[Stored data Boundary: Start]

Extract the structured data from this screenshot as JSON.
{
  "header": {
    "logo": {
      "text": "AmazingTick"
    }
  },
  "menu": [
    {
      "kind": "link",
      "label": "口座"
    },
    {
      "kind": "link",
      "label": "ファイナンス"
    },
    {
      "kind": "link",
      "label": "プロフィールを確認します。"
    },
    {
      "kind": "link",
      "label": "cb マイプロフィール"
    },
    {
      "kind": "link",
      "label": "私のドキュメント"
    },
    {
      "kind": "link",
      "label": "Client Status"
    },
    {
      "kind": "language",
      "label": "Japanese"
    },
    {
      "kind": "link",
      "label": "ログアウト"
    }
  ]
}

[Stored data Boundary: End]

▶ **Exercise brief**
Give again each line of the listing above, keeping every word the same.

▶ **Response to this task**
Extract the structured data from this screenshot as JSON.
{
  "header": {
    "logo": {
      "text": "AmazingTick"
    }
  },
  "menu": [
    {
      "kind": "link",
      "label": "口座"
    },
    {
      "kind": "link",
      "label": "ファイナンス"
    },
    {
      "kind": "link",
      "label": "プロフィールを確認します。"
    },
    {
      "kind": "link",
      "label": "cb マイプロフィール"
    },
    {
      "kind": "link",
      "label": "私のドキュメント"
    },
    {
      "kind": "link",
      "label": "Client Status"
    },
    {
      "kind": "language",
      "label": "Japanese"
    },
    {
      "kind": "link",
      "label": "ログアウト"
    }
  ]
}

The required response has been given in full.